*Page and application data records:*
----------

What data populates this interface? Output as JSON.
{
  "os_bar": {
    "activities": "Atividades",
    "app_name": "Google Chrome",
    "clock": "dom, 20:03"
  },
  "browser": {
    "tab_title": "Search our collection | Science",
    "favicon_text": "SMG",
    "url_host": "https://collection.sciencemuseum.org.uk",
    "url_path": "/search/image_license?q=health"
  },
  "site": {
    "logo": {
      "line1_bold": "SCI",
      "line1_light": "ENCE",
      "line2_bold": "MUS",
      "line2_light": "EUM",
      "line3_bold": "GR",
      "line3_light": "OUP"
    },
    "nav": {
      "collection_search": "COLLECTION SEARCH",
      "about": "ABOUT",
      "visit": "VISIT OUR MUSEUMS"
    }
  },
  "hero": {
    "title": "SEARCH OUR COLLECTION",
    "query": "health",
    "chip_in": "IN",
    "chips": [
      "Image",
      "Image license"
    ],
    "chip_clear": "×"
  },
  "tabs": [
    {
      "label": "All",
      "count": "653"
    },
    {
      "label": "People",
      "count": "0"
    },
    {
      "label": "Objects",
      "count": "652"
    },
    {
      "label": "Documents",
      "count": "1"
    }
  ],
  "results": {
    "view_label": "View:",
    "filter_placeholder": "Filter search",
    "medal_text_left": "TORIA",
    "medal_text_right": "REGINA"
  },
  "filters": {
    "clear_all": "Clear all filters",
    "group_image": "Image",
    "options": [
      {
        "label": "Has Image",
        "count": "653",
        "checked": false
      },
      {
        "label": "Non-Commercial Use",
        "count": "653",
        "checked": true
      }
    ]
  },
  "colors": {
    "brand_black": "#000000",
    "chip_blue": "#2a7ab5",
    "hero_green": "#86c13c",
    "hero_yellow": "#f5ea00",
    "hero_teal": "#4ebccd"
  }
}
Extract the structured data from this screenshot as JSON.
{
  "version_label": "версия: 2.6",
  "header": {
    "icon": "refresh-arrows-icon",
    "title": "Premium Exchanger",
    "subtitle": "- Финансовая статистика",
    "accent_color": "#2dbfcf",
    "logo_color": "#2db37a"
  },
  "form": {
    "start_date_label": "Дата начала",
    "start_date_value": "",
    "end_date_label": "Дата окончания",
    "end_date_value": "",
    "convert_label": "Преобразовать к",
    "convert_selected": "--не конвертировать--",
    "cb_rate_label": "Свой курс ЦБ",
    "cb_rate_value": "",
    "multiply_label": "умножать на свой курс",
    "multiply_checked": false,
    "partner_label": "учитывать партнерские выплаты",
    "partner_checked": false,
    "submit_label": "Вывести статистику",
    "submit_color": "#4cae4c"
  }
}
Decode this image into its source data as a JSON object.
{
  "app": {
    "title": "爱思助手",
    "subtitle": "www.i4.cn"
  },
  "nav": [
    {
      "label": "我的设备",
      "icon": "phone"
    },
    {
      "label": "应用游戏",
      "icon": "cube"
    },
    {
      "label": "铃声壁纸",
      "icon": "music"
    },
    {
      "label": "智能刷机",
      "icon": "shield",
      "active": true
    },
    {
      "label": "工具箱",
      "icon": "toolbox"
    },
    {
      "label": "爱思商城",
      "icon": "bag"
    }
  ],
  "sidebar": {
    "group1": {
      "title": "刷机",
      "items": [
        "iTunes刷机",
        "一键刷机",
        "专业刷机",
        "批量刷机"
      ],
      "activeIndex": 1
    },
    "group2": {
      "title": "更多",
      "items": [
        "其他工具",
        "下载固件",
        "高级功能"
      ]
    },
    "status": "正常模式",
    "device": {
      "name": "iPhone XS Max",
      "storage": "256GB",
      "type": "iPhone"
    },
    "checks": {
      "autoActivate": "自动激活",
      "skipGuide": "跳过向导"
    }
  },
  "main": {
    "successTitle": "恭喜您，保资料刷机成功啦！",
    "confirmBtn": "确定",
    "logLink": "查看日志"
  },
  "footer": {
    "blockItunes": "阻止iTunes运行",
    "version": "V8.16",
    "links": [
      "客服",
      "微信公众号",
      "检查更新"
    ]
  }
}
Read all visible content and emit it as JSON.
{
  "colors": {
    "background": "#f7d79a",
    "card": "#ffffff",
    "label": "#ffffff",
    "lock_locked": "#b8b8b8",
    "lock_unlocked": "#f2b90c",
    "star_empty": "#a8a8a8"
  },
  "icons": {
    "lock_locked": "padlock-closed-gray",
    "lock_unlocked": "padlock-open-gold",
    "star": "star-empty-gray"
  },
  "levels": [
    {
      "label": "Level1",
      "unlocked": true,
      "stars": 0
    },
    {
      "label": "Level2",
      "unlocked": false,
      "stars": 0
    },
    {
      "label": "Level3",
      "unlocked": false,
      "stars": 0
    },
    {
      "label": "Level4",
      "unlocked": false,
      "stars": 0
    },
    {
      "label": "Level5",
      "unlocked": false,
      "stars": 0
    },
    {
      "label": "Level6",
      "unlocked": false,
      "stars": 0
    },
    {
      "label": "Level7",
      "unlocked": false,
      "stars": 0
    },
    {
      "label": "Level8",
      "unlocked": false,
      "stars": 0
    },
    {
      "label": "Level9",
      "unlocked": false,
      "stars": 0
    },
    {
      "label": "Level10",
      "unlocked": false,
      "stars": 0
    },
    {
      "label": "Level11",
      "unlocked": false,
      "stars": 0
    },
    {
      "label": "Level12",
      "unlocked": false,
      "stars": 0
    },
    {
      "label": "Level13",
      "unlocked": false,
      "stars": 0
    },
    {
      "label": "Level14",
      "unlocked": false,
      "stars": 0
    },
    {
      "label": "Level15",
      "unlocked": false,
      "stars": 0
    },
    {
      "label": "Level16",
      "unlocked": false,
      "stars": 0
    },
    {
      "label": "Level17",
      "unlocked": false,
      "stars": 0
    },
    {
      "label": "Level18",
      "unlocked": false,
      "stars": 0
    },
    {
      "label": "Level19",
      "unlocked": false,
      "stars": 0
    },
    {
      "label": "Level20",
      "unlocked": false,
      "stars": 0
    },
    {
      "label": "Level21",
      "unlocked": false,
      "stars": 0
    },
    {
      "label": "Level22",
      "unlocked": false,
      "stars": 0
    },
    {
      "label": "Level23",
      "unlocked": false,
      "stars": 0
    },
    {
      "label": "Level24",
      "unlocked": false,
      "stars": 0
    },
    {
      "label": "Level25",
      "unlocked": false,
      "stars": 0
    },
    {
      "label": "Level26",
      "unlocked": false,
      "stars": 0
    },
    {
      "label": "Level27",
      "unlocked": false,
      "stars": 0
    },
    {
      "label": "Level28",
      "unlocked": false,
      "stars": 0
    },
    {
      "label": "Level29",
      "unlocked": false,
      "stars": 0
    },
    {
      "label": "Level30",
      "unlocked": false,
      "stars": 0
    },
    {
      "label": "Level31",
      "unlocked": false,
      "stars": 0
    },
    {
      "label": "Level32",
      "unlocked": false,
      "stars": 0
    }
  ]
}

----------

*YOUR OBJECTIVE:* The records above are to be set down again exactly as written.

*ANSWER BOX:*
What data populates this interface? Output as JSON.
{
  "os_bar": {
    "activities": "Atividades",
    "app_name": "Google Chrome",
    "clock": "dom, 20:03"
  },
  "browser": {
    "tab_title": "Search our collection | Science",
    "favicon_text": "SMG",
    "url_host": "https://collection.sciencemuseum.org.uk",
    "url_path": "/search/image_license?q=health"
  },
  "site": {
    "logo": {
      "line1_bold": "SCI",
      "line1_light": "ENCE",
      "line2_bold": "MUS",
      "line2_light": "EUM",
      "line3_bold": "GR",
      "line3_light": "OUP"
    },
    "nav": {
      "collection_search": "COLLECTION SEARCH",
      "about": "ABOUT",
      "visit": "VISIT OUR MUSEUMS"
    }
  },
  "hero": {
    "title": "SEARCH OUR COLLECTION",
    "query": "health",
    "chip_in": "IN",
    "chips": [
      "Image",
      "Image license"
    ],
    "chip_clear": "×"
  },
  "tabs": [
    {
      "label": "All",
      "count": "653"
    },
    {
      "label": "People",
      "count": "0"
    },
    {
      "label": "Objects",
      "count": "652"
    },
    {
      "label": "Documents",
      "count": "1"
    }
  ],
  "results": {
    "view_label": "View:",
    "filter_placeholder": "Filter search",
    "medal_text_left": "TORIA",
    "medal_text_right": "REGINA"
  },
  "filters": {
    "clear_all": "Clear all filters",
    "group_image": "Image",
    "options": [
      {
        "label": "Has Image",
        "count": "653",
        "checked": false
      },
      {
        "label": "Non-Commercial Use",
        "count": "653",
        "checked": true
      }
    ]
  },
  "colors": {
    "brand_black": "#000000",
    "chip_blue": "#2a7ab5",
    "hero_green": "#86c13c",
    "hero_yellow": "#f5ea00",
    "hero_teal": "#4ebccd"
  }
}
Extract the structured data from this screenshot as JSON.
{
  "version_label": "версия: 2.6",
  "header": {
    "icon": "refresh-arrows-icon",
    "title": "Premium Exchanger",
    "subtitle": "- Финансовая статистика",
    "accent_color": "#2dbfcf",
    "logo_color": "#2db37a"
  },
  "form": {
    "start_date_label": "Дата начала",
    "start_date_value": "",
    "end_date_label": "Дата окончания",
    "end_date_value": "",
    "convert_label": "Преобразовать к",
    "convert_selected": "--не конвертировать--",
    "cb_rate_label": "Свой курс ЦБ",
    "cb_rate_value": "",
    "multiply_label": "умножать на свой курс",
    "multiply_checked": false,
    "partner_label": "учитывать партнерские выплаты",
    "partner_checked": false,
    "submit_label": "Вывести статистику",
    "submit_color": "#4cae4c"
  }
}
Decode this image into its source data as a JSON object.
{
  "app": {
    "title": "爱思助手",
    "subtitle": "www.i4.cn"
  },
  "nav": [
    {
      "label": "我的设备",
      "icon": "phone"
    },
    {
      "label": "应用游戏",
      "icon": "cube"
    },
    {
      "label": "铃声壁纸",
      "icon": "music"
    },
    {
      "label": "智能刷机",
      "icon": "shield",
      "active": true
    },
    {
      "label": "工具箱",
      "icon": "toolbox"
    },
    {
      "label": "爱思商城",
      "icon": "bag"
    }
  ],
  "sidebar": {
    "group1": {
      "title": "刷机",
      "items": [
        "iTunes刷机",
        "一键刷机",
        "专业刷机",
        "批量刷机"
      ],
      "activeIndex": 1
    },
    "group2": {
      "title": "更多",
      "items": [
        "其他工具",
        "下载固件",
        "高级功能"
      ]
    },
    "status": "正常模式",
    "device": {
      "name": "iPhone XS Max",
      "storage": "256GB",
      "type": "iPhone"
    },
    "checks": {
      "autoActivate": "自动激活",
      "skipGuide": "跳过向导"
    }
  },
  "main": {
    "successTitle": "恭喜您，保资料刷机成功啦！",
    "confirmBtn": "确定",
    "logLink": "查看日志"
  },
  "footer": {
    "blockItunes": "阻止iTunes运行",
    "version": "V8.16",
    "links": [
      "客服",
      "微信公众号",
      "检查更新"
    ]
  }
}
Read all visible content and emit it as JSON.
{
  "colors": {
    "background": "#f7d79a",
    "card": "#ffffff",
    "label": "#ffffff",
    "lock_locked": "#b8b8b8",
    "lock_unlocked": "#f2b90c",
    "star_empty": "#a8a8a8"
  },
  "icons": {
    "lock_locked": "padlock-closed-gray",
    "lock_unlocked": "padlock-open-gold",
    "star": "star-empty-gray"
  },
  "levels": [
    {
      "label": "Level1",
      "unlocked": true,
      "stars": 0
    },
    {
      "label": "Level2",
      "unlocked": false,
      "stars": 0
    },
    {
      "label": "Level3",
      "unlocked": false,
      "stars": 0
    },
    {
      "label": "Level4",
      "unlocked": false,
      "stars": 0
    },
    {
      "label": "Level5",
      "unlocked": false,
      "stars": 0
    },
    {
      "label": "Level6",
      "unlocked": false,
      "stars": 0
    },
    {
      "label": "Level7",
      "unlocked": false,
      "stars": 0
    },
    {
      "label": "Level8",
      "unlocked": false,
      "stars": 0
    },
    {
      "label": "Level9",
      "unlocked": false,
      "stars": 0
    },
    {
      "label": "Level10",
      "unlocked": false,
      "stars": 0
    },
    {
      "label": "Level11",
      "unlocked": false,
      "stars": 0
    },
    {
      "label": "Level12",
      "unlocked": false,
      "stars": 0
    },
    {
      "label": "Level13",
      "unlocked": false,
      "stars": 0
    },
    {
      "label": "Level14",
      "unlocked": false,
      "stars": 0
    },
    {
      "label": "Level15",
      "unlocked": false,
      "stars": 0
    },
    {
      "label": "Level16",
      "unlocked": false,
      "stars": 0
    },
    {
      "label": "Level17",
      "unlocked": false,
      "stars": 0
    },
    {
      "label": "Level18",
      "unlocked": false,
      "stars": 0
    },
    {
      "label": "Level19",
      "unlocked": false,
      "stars": 0
    },
    {
      "label": "Level20",
      "unlocked": false,
      "stars": 0
    },
    {
      "label": "Level21",
      "unlocked": false,
      "stars": 0
    },
    {
      "label": "Level22",
      "unlocked": false,
      "stars": 0
    },
    {
      "label": "Level23",
      "unlocked": false,
      "stars": 0
    },
    {
      "label": "Level24",
      "unlocked": false,
      "stars": 0
    },
    {
      "label": "Level25",
      "unlocked": false,
      "stars": 0
    },
    {
      "label": "Level26",
      "unlocked": false,
      "stars": 0
    },
    {
      "label": "Level27",
      "unlocked": false,
      "stars": 0
    },
    {
      "label": "Level28",
      "unlocked": false,
      "stars": 0
    },
    {
      "label": "Level29",
      "unlocked": false,
      "stars": 0
    },
    {
      "label": "Level30",
      "unlocked": false,
      "stars": 0
    },
    {
      "label": "Level31",
      "unlocked": false,
      "stars": 0
    },
    {
      "label": "Level32",
      "unlocked": false,
      "stars": 0
    }
  ]
}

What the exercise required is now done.